• [What you need to do]:
Your result should be every line of the records below that contains the word "performance".

• [Dataset rows describing interfaces]:
╔══
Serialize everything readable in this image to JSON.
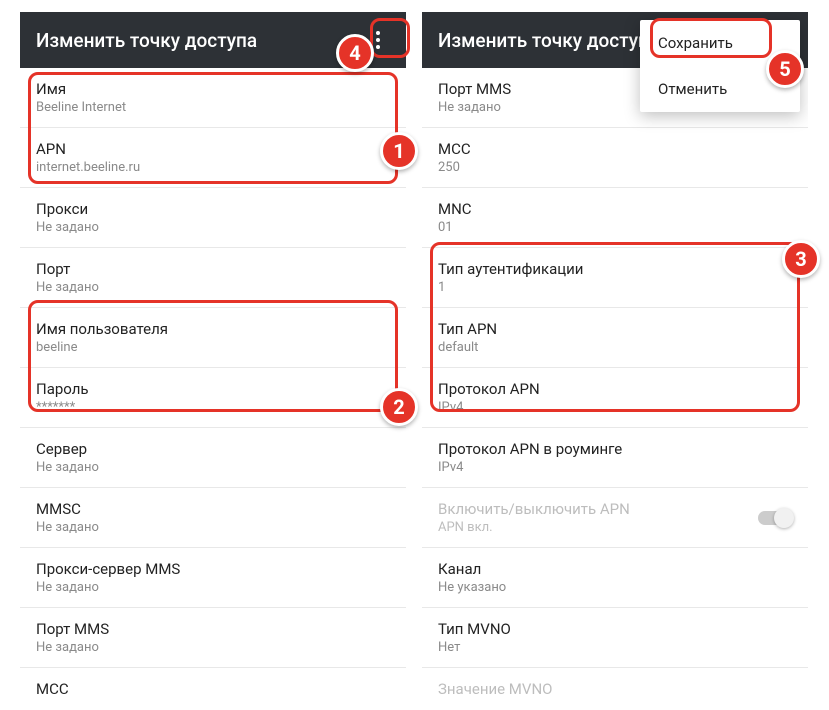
{
  "left": {
    "title": "Изменить точку доступа",
    "rows": [
      {
        "label": "Имя",
        "value": "Beeline Internet"
      },
      {
        "label": "APN",
        "value": "internet.beeline.ru"
      },
      {
        "label": "Прокси",
        "value": "Не задано"
      },
      {
        "label": "Порт",
        "value": "Не задано"
      },
      {
        "label": "Имя пользователя",
        "value": "beeline"
      },
      {
        "label": "Пароль",
        "value": "*******"
      },
      {
        "label": "Сервер",
        "value": "Не задано"
      },
      {
        "label": "MMSC",
        "value": "Не задано"
      },
      {
        "label": "Прокси-сервер MMS",
        "value": "Не задано"
      },
      {
        "label": "Порт MMS",
        "value": "Не задано"
      },
      {
        "label": "MCC",
        "value": ""
      }
    ]
  },
  "right": {
    "title": "Изменить точку доступа",
    "menu": {
      "save": "Сохранить",
      "cancel": "Отменить"
    },
    "rows": [
      {
        "label": "Порт MMS",
        "value": "Не задано"
      },
      {
        "label": "MCC",
        "value": "250"
      },
      {
        "label": "MNC",
        "value": "01"
      },
      {
        "label": "Тип аутентификации",
        "value": "1"
      },
      {
        "label": "Тип APN",
        "value": "default"
      },
      {
        "label": "Протокол APN",
        "value": "IPv4"
      },
      {
        "label": "Протокол APN в роуминге",
        "value": "IPv4"
      },
      {
        "label": "Включить/выключить APN",
        "value": "APN вкл.",
        "switch": true,
        "disabled": true
      },
      {
        "label": "Канал",
        "value": "Не указано"
      },
      {
        "label": "Тип MVNO",
        "value": "Нет"
      },
      {
        "label": "Значение MVNO",
        "value": "",
        "disabled": true
      }
    ]
  },
  "badges": {
    "b1": "1",
    "b2": "2",
    "b3": "3",
    "b4": "4",
    "b5": "5"
  }
}
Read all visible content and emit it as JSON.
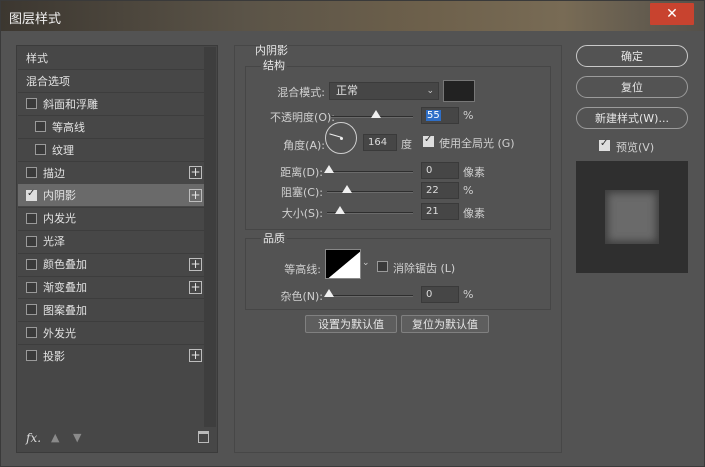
{
  "dialog": {
    "title": "图层样式",
    "close": "✕"
  },
  "styles_list": [
    {
      "label": "样式",
      "checkbox": false,
      "checked": false,
      "plus": false,
      "indent": 0,
      "selected": false
    },
    {
      "label": "混合选项",
      "checkbox": false,
      "checked": false,
      "plus": false,
      "indent": 0,
      "selected": false
    },
    {
      "label": "斜面和浮雕",
      "checkbox": true,
      "checked": false,
      "plus": false,
      "indent": 0,
      "selected": false
    },
    {
      "label": "等高线",
      "checkbox": true,
      "checked": false,
      "plus": false,
      "indent": 1,
      "selected": false
    },
    {
      "label": "纹理",
      "checkbox": true,
      "checked": false,
      "plus": false,
      "indent": 1,
      "selected": false
    },
    {
      "label": "描边",
      "checkbox": true,
      "checked": false,
      "plus": true,
      "indent": 0,
      "selected": false
    },
    {
      "label": "内阴影",
      "checkbox": true,
      "checked": true,
      "plus": true,
      "indent": 0,
      "selected": true
    },
    {
      "label": "内发光",
      "checkbox": true,
      "checked": false,
      "plus": false,
      "indent": 0,
      "selected": false
    },
    {
      "label": "光泽",
      "checkbox": true,
      "checked": false,
      "plus": false,
      "indent": 0,
      "selected": false
    },
    {
      "label": "颜色叠加",
      "checkbox": true,
      "checked": false,
      "plus": true,
      "indent": 0,
      "selected": false
    },
    {
      "label": "渐变叠加",
      "checkbox": true,
      "checked": false,
      "plus": true,
      "indent": 0,
      "selected": false
    },
    {
      "label": "图案叠加",
      "checkbox": true,
      "checked": false,
      "plus": false,
      "indent": 0,
      "selected": false
    },
    {
      "label": "外发光",
      "checkbox": true,
      "checked": false,
      "plus": false,
      "indent": 0,
      "selected": false
    },
    {
      "label": "投影",
      "checkbox": true,
      "checked": false,
      "plus": true,
      "indent": 0,
      "selected": false
    }
  ],
  "list_footer": {
    "fx": "fx",
    "fx_dot": "."
  },
  "inner_shadow": {
    "section_title": "内阴影",
    "structure_title": "结构",
    "blend_mode_label": "混合模式:",
    "blend_mode_value": "正常",
    "shadow_color": "#222222",
    "opacity_label": "不透明度(O):",
    "opacity_value": "55",
    "opacity_unit": "%",
    "angle_label": "角度(A):",
    "angle_value": "164",
    "angle_unit": "度",
    "global_light_label": "使用全局光 (G)",
    "global_light_checked": true,
    "distance_label": "距离(D):",
    "distance_value": "0",
    "distance_unit": "像素",
    "choke_label": "阻塞(C):",
    "choke_value": "22",
    "choke_unit": "%",
    "size_label": "大小(S):",
    "size_value": "21",
    "size_unit": "像素",
    "quality_title": "品质",
    "contour_label": "等高线:",
    "anti_alias_label": "消除锯齿 (L)",
    "anti_alias_checked": false,
    "noise_label": "杂色(N):",
    "noise_value": "0",
    "noise_unit": "%",
    "set_default_label": "设置为默认值",
    "reset_default_label": "复位为默认值"
  },
  "slider_levels": {
    "opacity": 0.55,
    "distance": 0.0,
    "choke": 0.22,
    "size": 0.14,
    "noise": 0.0
  },
  "buttons": {
    "ok": "确定",
    "reset": "复位",
    "new_style": "新建样式(W)...",
    "preview_label": "预览(V)",
    "preview_checked": true
  }
}
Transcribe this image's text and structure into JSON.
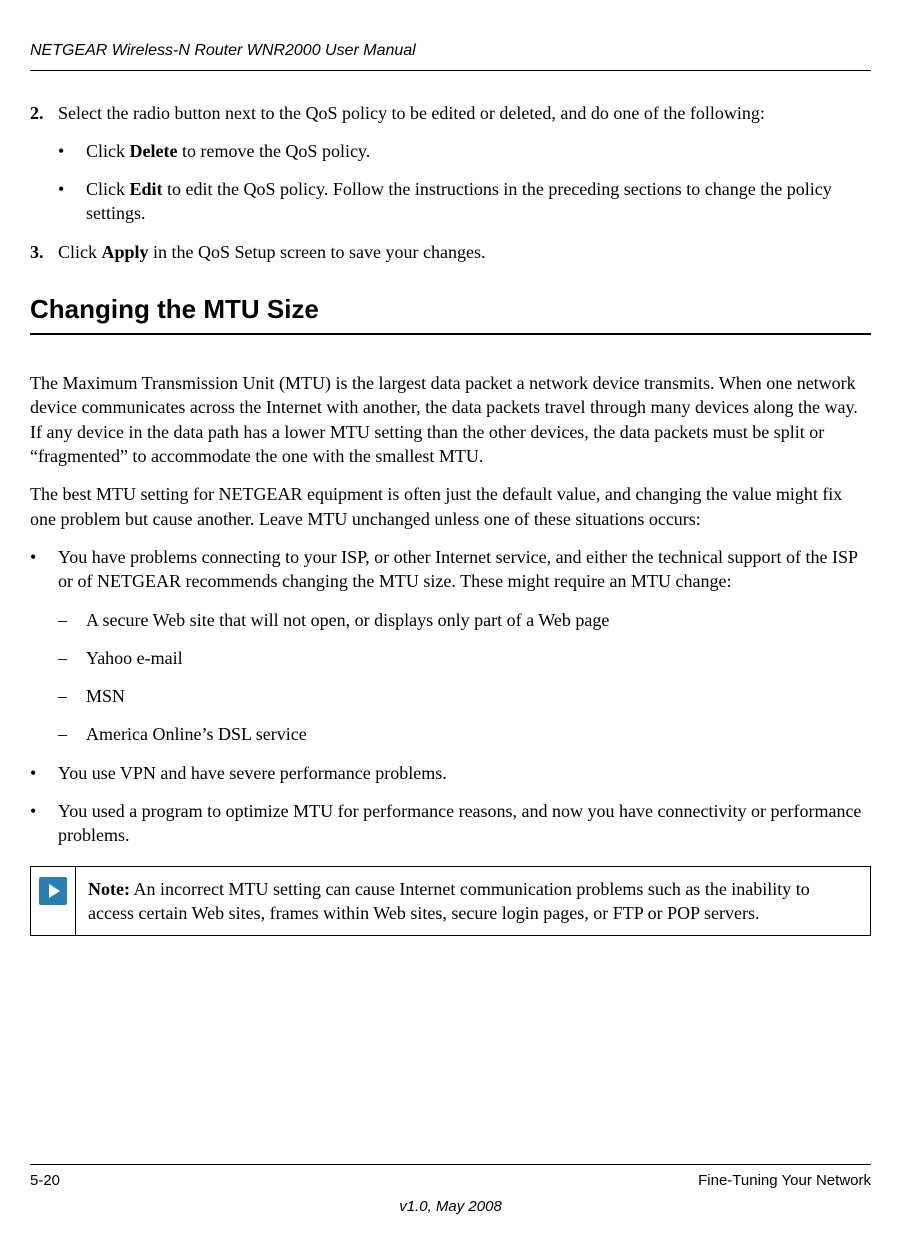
{
  "header": {
    "title": "NETGEAR Wireless-N Router WNR2000 User Manual"
  },
  "step2": {
    "num": "2.",
    "text_before": "Select the radio button next to the QoS policy to be edited or deleted, and do one of the following:",
    "b1_prefix": "Click ",
    "b1_bold": "Delete",
    "b1_suffix": " to remove the QoS policy.",
    "b2_prefix": "Click ",
    "b2_bold": "Edit",
    "b2_suffix": " to edit the QoS policy. Follow the instructions in the preceding sections to change the policy settings."
  },
  "step3": {
    "num": "3.",
    "prefix": "Click ",
    "bold": "Apply",
    "suffix": " in the QoS Setup screen to save your changes."
  },
  "heading": "Changing the MTU Size",
  "para1": "The Maximum Transmission Unit (MTU) is the largest data packet a network device transmits. When one network device communicates across the Internet with another, the data packets travel through many devices along the way. If any device in the data path has a lower MTU setting than the other devices, the data packets must be split or “fragmented” to accommodate the one with the smallest MTU.",
  "para2": "The best MTU setting for NETGEAR equipment is often just the default value, and changing the value might fix one problem but cause another. Leave MTU unchanged unless one of these situations occurs:",
  "bullets": {
    "b1": "You have problems connecting to your ISP, or other Internet service, and either the technical support of the ISP or of NETGEAR recommends changing the MTU size. These might require an MTU change:",
    "d1": "A secure Web site that will not open, or displays only part of a Web page",
    "d2": "Yahoo e-mail",
    "d3": "MSN",
    "d4": "America Online’s DSL service",
    "b2": "You use VPN and have severe performance problems.",
    "b3": "You used a program to optimize MTU for performance reasons, and now you have connectivity or performance problems."
  },
  "note": {
    "label": "Note:",
    "text": " An incorrect MTU setting can cause Internet communication problems such as the inability to access certain Web sites, frames within Web sites, secure login pages, or FTP or POP servers."
  },
  "footer": {
    "page": "5-20",
    "section": "Fine-Tuning Your Network",
    "version": "v1.0, May 2008"
  },
  "marks": {
    "bullet": "•",
    "dash": "–"
  }
}
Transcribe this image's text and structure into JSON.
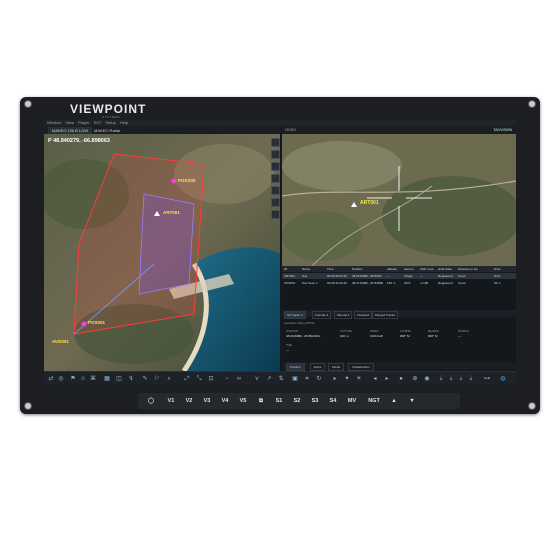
{
  "brand": {
    "logo": "VIEWPOINT",
    "sub": "SYSTEMS"
  },
  "screen": {
    "menu": [
      "Window",
      "View",
      "Player",
      "SVT",
      "Setup",
      "Help"
    ],
    "map_tabs": [
      "MAKEO 10k B LOW",
      "MAKEO Radar"
    ],
    "coordinates": "P 48.940279, -66.898063",
    "map_labels": {
      "pos": "POSS00",
      "art": "ART001",
      "pos2": "POS001",
      "avg": "AVG001"
    },
    "video": {
      "title": "VIDEO",
      "mode": "TACVISION",
      "target_label": "ART001"
    },
    "table": {
      "headers": [
        "ID",
        "Name",
        "Time",
        "Position",
        "Altitude",
        "Source",
        "Path Loss",
        "Hold State",
        "Distance to Go",
        "Error"
      ],
      "rows": [
        [
          "ART001",
          "Pos",
          "03:09:15:54:32",
          "48.9129082, -66.8993",
          "—",
          "Target",
          "—",
          "Registered",
          "Know",
          "Error"
        ],
        [
          "POS001",
          "Pos Team 1",
          "03:08:11:02:49",
          "48.9719380, -66.84880",
          "150 m",
          "GPS",
          "+0 dB",
          "Registered",
          "Know",
          "55 m"
        ]
      ]
    },
    "subtabs": [
      "All Tracks 4",
      "Friendly 2",
      "Manual 4",
      "Checked",
      "Merged Tracks"
    ],
    "details": {
      "header": "Acquisition Artillery ART001",
      "fields": [
        {
          "label": "POSITION",
          "value": "48.9129082, -66.8921611"
        },
        {
          "label": "ALTITUDE",
          "value": "160 m"
        },
        {
          "label": "SPEED",
          "value": "0.00 km/h"
        },
        {
          "label": "COURSE",
          "value": "000° M"
        },
        {
          "label": "BEARING",
          "value": "000° M"
        },
        {
          "label": "SOURCE",
          "value": "—"
        }
      ],
      "extra_label": "TIME",
      "extra_value": "—"
    },
    "bottom_tabs": [
      "Position",
      "Extra",
      "Media",
      "Classification"
    ]
  },
  "buttons": [
    "V1",
    "V2",
    "V3",
    "V4",
    "V5",
    "S1",
    "S2",
    "S3",
    "S4",
    "MV",
    "NGT",
    "▲",
    "▼"
  ],
  "colors": {
    "bezel": "#1c1e21",
    "polygon": "#ff3b3b",
    "label": "#ffe34a",
    "screen_bg": "#15181c"
  }
}
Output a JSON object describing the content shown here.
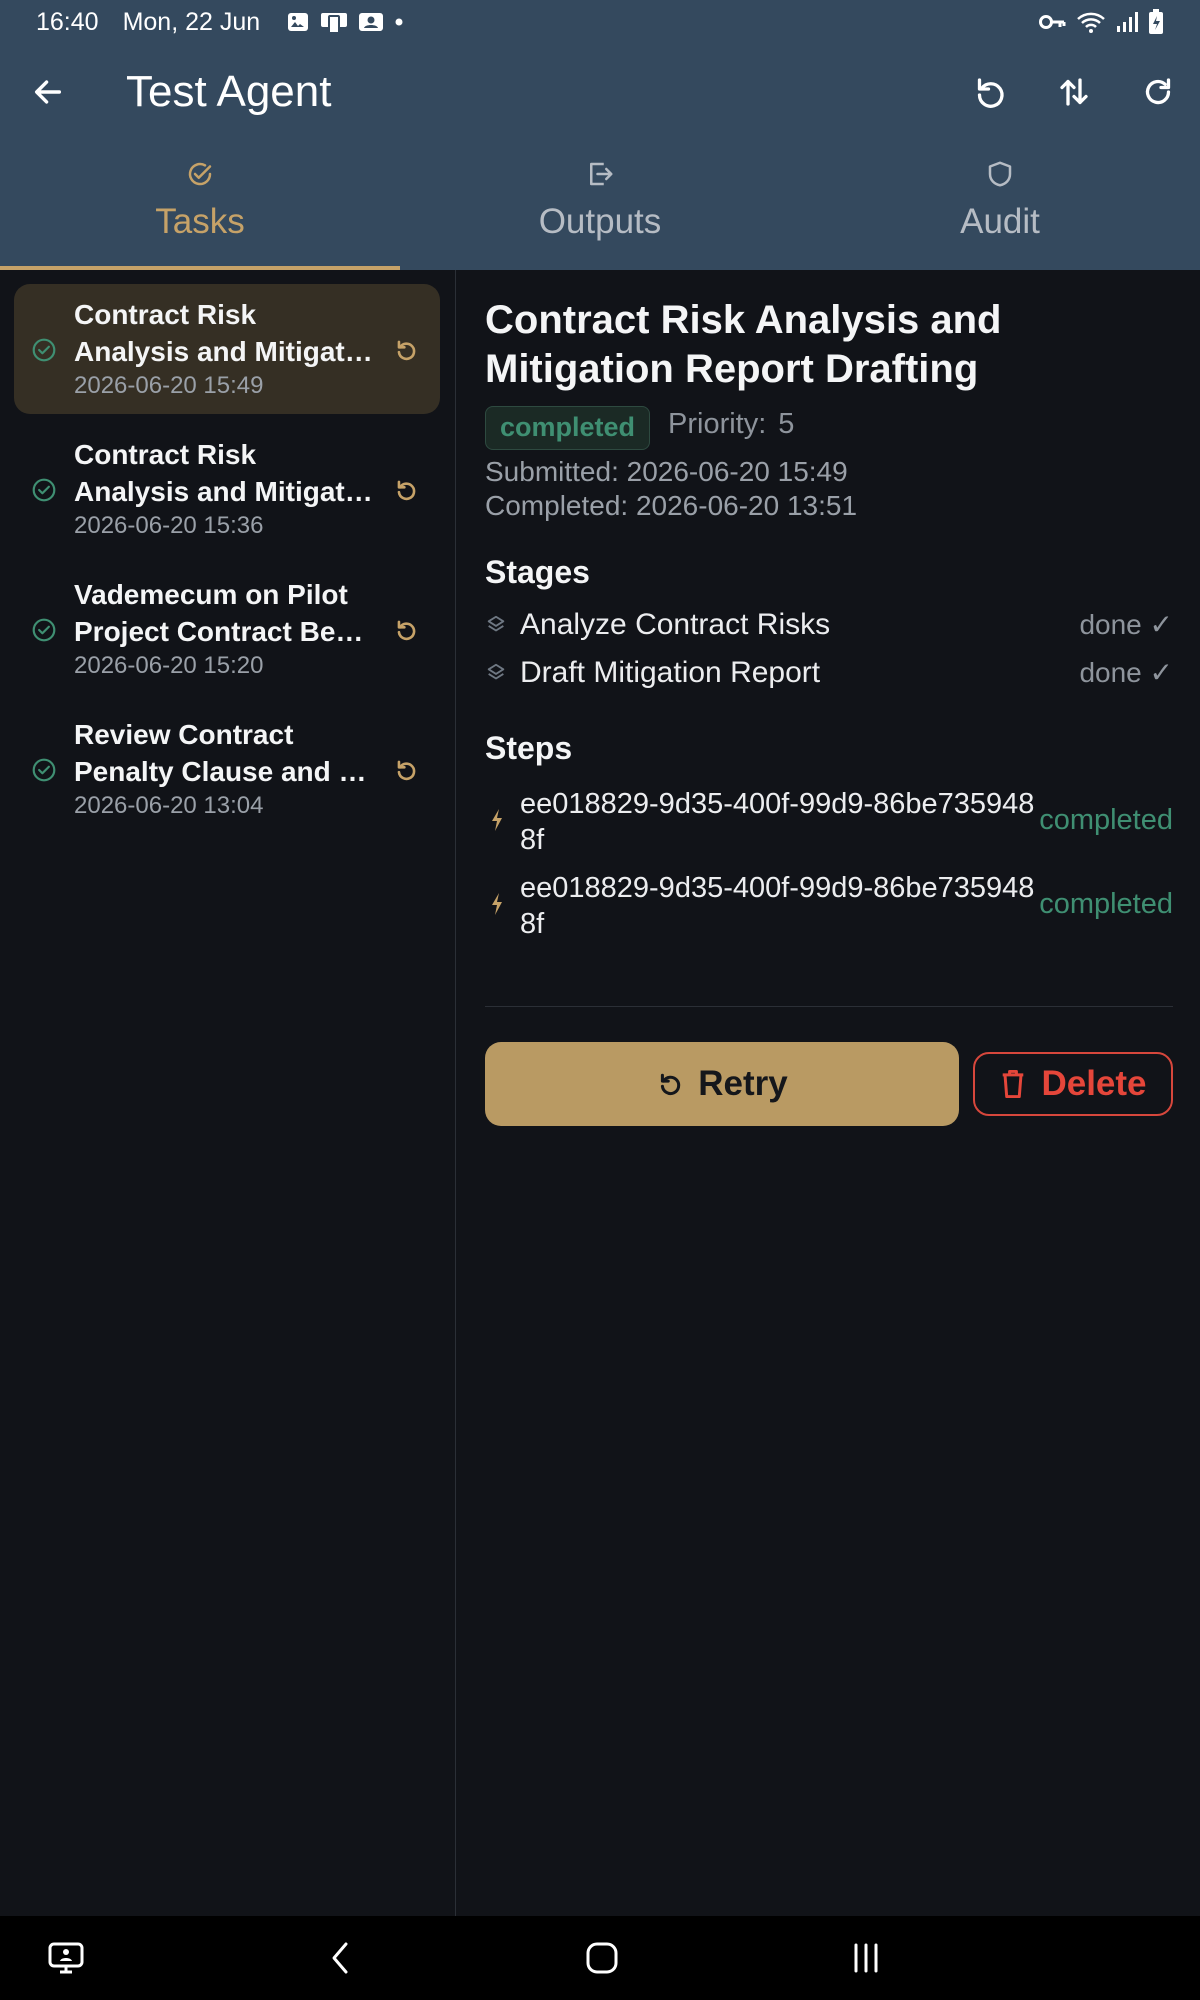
{
  "status_bar": {
    "time": "16:40",
    "date": "Mon, 22 Jun"
  },
  "app_bar": {
    "title": "Test Agent",
    "icons": [
      "back-arrow-icon",
      "undo-icon",
      "sort-icon",
      "refresh-icon"
    ]
  },
  "tabs": [
    {
      "label": "Tasks",
      "icon": "check-circle-icon",
      "active": true
    },
    {
      "label": "Outputs",
      "icon": "export-icon",
      "active": false
    },
    {
      "label": "Audit",
      "icon": "shield-icon",
      "active": false
    }
  ],
  "tasks": [
    {
      "title_line1": "Contract Risk",
      "title_line2": "Analysis and Mitigation Report Drafting",
      "time": "2026-06-20 15:49",
      "selected": true
    },
    {
      "title_line1": "Contract Risk",
      "title_line2": "Analysis and Mitigation Report Drafting",
      "time": "2026-06-20 15:36",
      "selected": false
    },
    {
      "title_line1": "Vademecum on Pilot",
      "title_line2": "Project Contract Benefits",
      "time": "2026-06-20 15:20",
      "selected": false
    },
    {
      "title_line1": "Review Contract",
      "title_line2": "Penalty Clause and Terms",
      "time": "2026-06-20 13:04",
      "selected": false
    }
  ],
  "detail": {
    "title": "Contract Risk Analysis and Mitigation Report Drafting",
    "status": "completed",
    "priority_label": "Priority:",
    "priority_value": "5",
    "submitted": "Submitted: 2026-06-20 15:49",
    "completed": "Completed: 2026-06-20 13:51",
    "stages_heading": "Stages",
    "stages": [
      {
        "label": "Analyze Contract Risks",
        "state": "done ✓"
      },
      {
        "label": "Draft Mitigation Report",
        "state": "done ✓"
      }
    ],
    "steps_heading": "Steps",
    "steps": [
      {
        "id": "ee018829-9d35-400f-99d9-86be7359488f",
        "state": "completed"
      },
      {
        "id": "ee018829-9d35-400f-99d9-86be7359488f",
        "state": "completed"
      }
    ],
    "retry_label": "Retry",
    "delete_label": "Delete"
  },
  "colors": {
    "app_bar": "#34495E",
    "background": "#111318",
    "accent": "#C6A268",
    "retry_button": "#B99A63",
    "success": "#3F8F72",
    "danger": "#E5463A"
  }
}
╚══
• [Solution below]:
    "b2": "You use VPN and have severe performance problems.",
    "b3": "You used a program to optimize MTU for performance reasons, and now you have connectivity or performance problems."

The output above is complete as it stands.